Task details ->
Say how many lines in the entries below have the word "value" in them, giving only the number.

[App and web page records]
********

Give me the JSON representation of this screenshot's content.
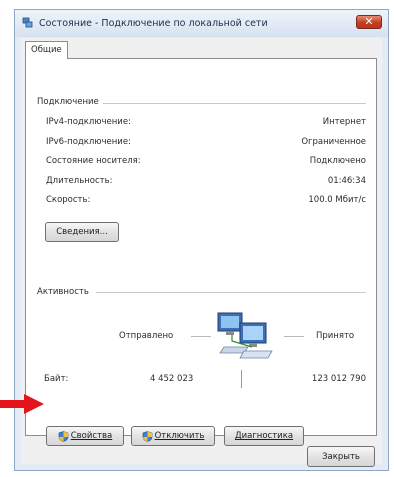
{
  "window": {
    "title": "Состояние - Подключение по локальной сети",
    "close_label": "✕"
  },
  "tabs": [
    {
      "label": "Общие"
    }
  ],
  "connection": {
    "group_title": "Подключение",
    "rows": [
      {
        "label": "IPv4-подключение:",
        "value": "Интернет"
      },
      {
        "label": "IPv6-подключение:",
        "value": "Ограниченное"
      },
      {
        "label": "Состояние носителя:",
        "value": "Подключено"
      },
      {
        "label": "Длительность:",
        "value": "01:46:34"
      },
      {
        "label": "Скорость:",
        "value": "100.0 Мбит/с"
      }
    ],
    "details_button": "Сведения..."
  },
  "activity": {
    "group_title": "Активность",
    "sent_label": "Отправлено",
    "received_label": "Принято",
    "bytes_label": "Байт:",
    "bytes_sent": "4 452 023",
    "bytes_received": "123 012 790"
  },
  "buttons": {
    "properties": "Свойства",
    "disable": "Отключить",
    "diagnose": "Диагностика",
    "close": "Закрыть"
  },
  "colors": {
    "arrow": "#e3141b",
    "close_button": "#c33f23",
    "title_bar": "#d6e2f1"
  }
}
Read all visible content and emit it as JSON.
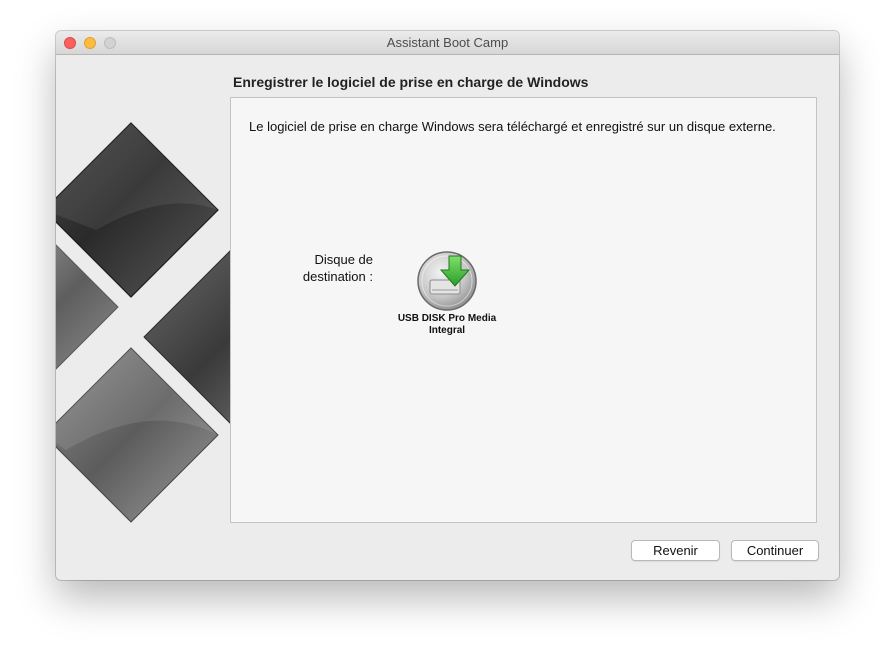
{
  "window": {
    "title": "Assistant Boot Camp"
  },
  "page": {
    "title": "Enregistrer le logiciel de prise en charge de Windows",
    "description": "Le logiciel de prise en charge Windows sera téléchargé et enregistré sur un disque externe."
  },
  "destination": {
    "label": "Disque de destination :",
    "disk_name": "USB DISK Pro Media Integral",
    "disk_icon": "usb-disk-download-icon"
  },
  "buttons": {
    "back_label": "Revenir",
    "continue_label": "Continuer"
  },
  "colors": {
    "close": "#fc605c",
    "minimize": "#fdbc40",
    "zoom": "#d2d2d2",
    "download_arrow": "#3fc23a"
  }
}
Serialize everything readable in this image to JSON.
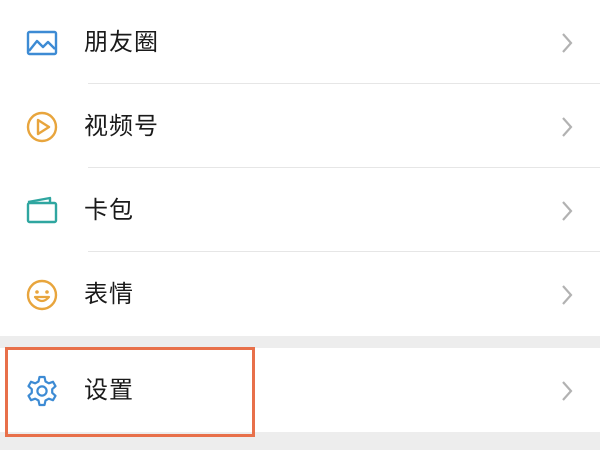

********

Task answer ->
5